Zelienople is cleaning up after storms on Tuesday dropped nearly 5 inches of rain over the Butler County borough.
“It happened so quick with so much debris that things blocked up quickly and there was no way to stop it,” said Don Pepe, manager of the borough 30 miles north of Pittsburgh.
Pepe said the rain overwhelmed a tributary that runs through town, causing a few dumpsters and cars to float away, shutting down streets and flooding homes and businesses.
A new swimming pool was set to open to two weeks, but it sustained some damage in the storm as water rushed into the pool.
“It’s a little hard to take because we were that close to opening, so I’m not sure where we are now,” Pepe said.
He said he’s glad the situation wasn’t worse.
“We haven’t been hit like the Midwest where people died,” he said. “None of that serious damage has been done, and I’m very grateful for that.”

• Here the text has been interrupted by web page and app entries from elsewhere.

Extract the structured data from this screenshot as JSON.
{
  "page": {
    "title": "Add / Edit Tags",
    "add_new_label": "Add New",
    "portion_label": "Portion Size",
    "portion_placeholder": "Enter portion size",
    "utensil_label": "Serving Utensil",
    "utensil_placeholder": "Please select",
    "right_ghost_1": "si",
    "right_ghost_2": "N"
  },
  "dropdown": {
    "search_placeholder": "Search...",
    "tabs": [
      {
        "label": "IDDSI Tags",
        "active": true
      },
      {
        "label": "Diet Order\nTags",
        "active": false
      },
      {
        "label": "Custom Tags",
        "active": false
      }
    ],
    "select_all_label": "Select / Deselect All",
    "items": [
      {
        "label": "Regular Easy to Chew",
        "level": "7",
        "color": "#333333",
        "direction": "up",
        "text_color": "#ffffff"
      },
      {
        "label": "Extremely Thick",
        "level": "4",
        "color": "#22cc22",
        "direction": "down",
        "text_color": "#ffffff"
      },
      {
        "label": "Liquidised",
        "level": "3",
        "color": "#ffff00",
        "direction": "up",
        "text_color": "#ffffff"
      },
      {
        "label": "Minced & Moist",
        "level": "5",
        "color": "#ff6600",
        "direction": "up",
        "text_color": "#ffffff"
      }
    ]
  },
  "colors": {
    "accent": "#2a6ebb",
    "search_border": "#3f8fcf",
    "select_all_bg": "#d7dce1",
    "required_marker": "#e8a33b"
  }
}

The National Weather Service reported that the Connoquenessing Creek, which borders Zelienople to the north, reached its third highest crest in history at just over 15 feet. The highest crest on record took place in 2004 during Hurricane Ivan, and Pepe said that’s the last time the borough experienced this much flooding.
Zelienople’s mayor declared a state of emergency late Tuesday.
Jason Frazier, a meteorologist with the National Weather Service, said the heaviest rainfall occurred in Beaver, Butler and northern Allegheny counties on Tuesday. The Pittsburgh International Airport received far less rainfall, at 0.7 inches.
More storms are forecasted through Thursday, which could lead to additional flooding, Frazier said. Many counties in southwestern Pennsylvania are under a flash flood watch through Wednesday night.
Frazier said a crew from the National Weather Service is looking into whether a tornado touched down in Indiana County on Tuesday. He said it’s possible more tornadoes could form over the next day.
“We can’t rule out a tornado, but the environment isn’t as conducive,” he said.